Problem description: Exactly how many lines in the data below contain the string "content"? Give that number and nothing else.
......
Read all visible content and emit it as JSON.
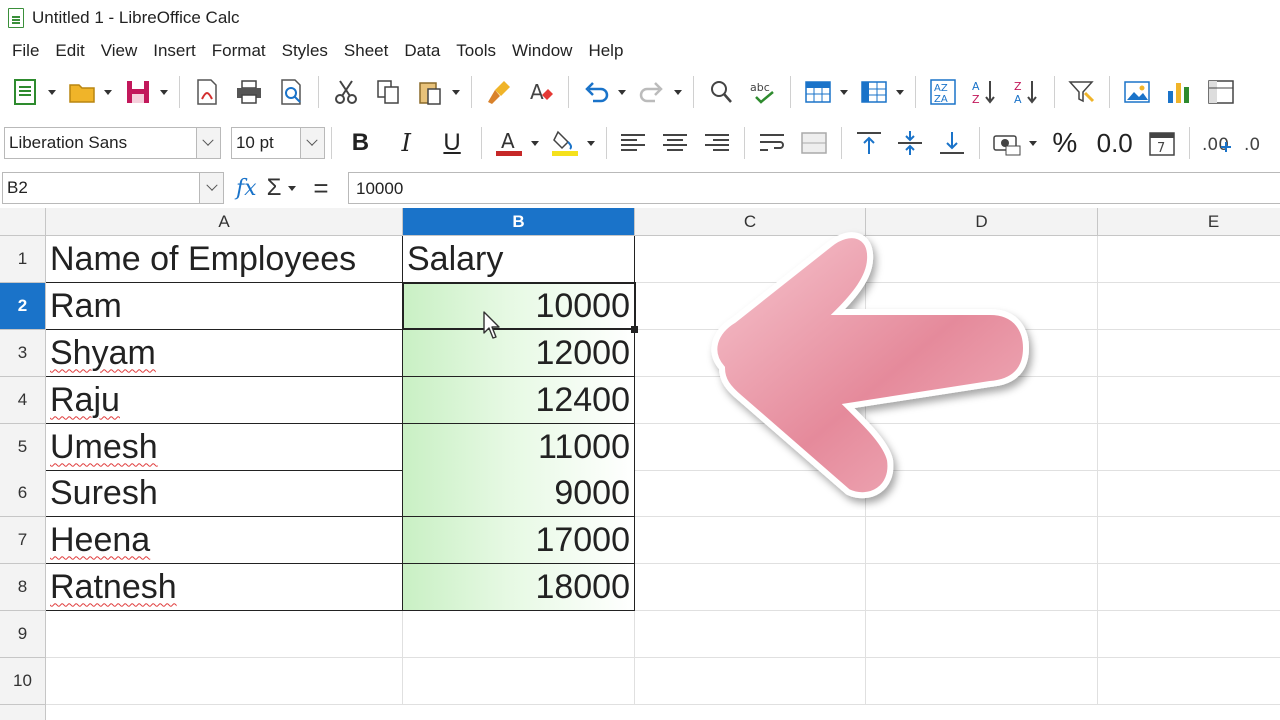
{
  "window": {
    "title": "Untitled 1 - LibreOffice Calc"
  },
  "menu": [
    "File",
    "Edit",
    "View",
    "Insert",
    "Format",
    "Styles",
    "Sheet",
    "Data",
    "Tools",
    "Window",
    "Help"
  ],
  "format_bar": {
    "font_name": "Liberation Sans",
    "font_size": "10 pt",
    "bold_label": "B",
    "italic_label": "I",
    "underline_label": "U",
    "percent_label": "%",
    "decimal_label": "0.0"
  },
  "formula_bar": {
    "name_box": "B2",
    "function_wizard": "fx",
    "sum_symbol": "Σ",
    "equals_symbol": "=",
    "content": "10000"
  },
  "columns": [
    "A",
    "B",
    "C",
    "D",
    "E"
  ],
  "rows": [
    "1",
    "2",
    "3",
    "4",
    "5",
    "6",
    "7",
    "8",
    "9",
    "10"
  ],
  "selected": {
    "column": "B",
    "row": "2"
  },
  "cells": {
    "A1": "Name of Employees",
    "B1": "Salary",
    "A2": "Ram",
    "B2": "10000",
    "A3": "Shyam",
    "B3": "12000",
    "A4": "Raju",
    "B4": "12400",
    "A5": "Umesh",
    "B5": "11000",
    "A6": "Suresh",
    "B6": "9000",
    "A7": "Heena",
    "B7": "17000",
    "A8": "Ratnesh",
    "B8": "18000"
  },
  "colors": {
    "accent": "#1a73c9",
    "salary_fill": "#c9f0c4",
    "overlay_arrow": "#e78a9b"
  }
}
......
Answer box: 2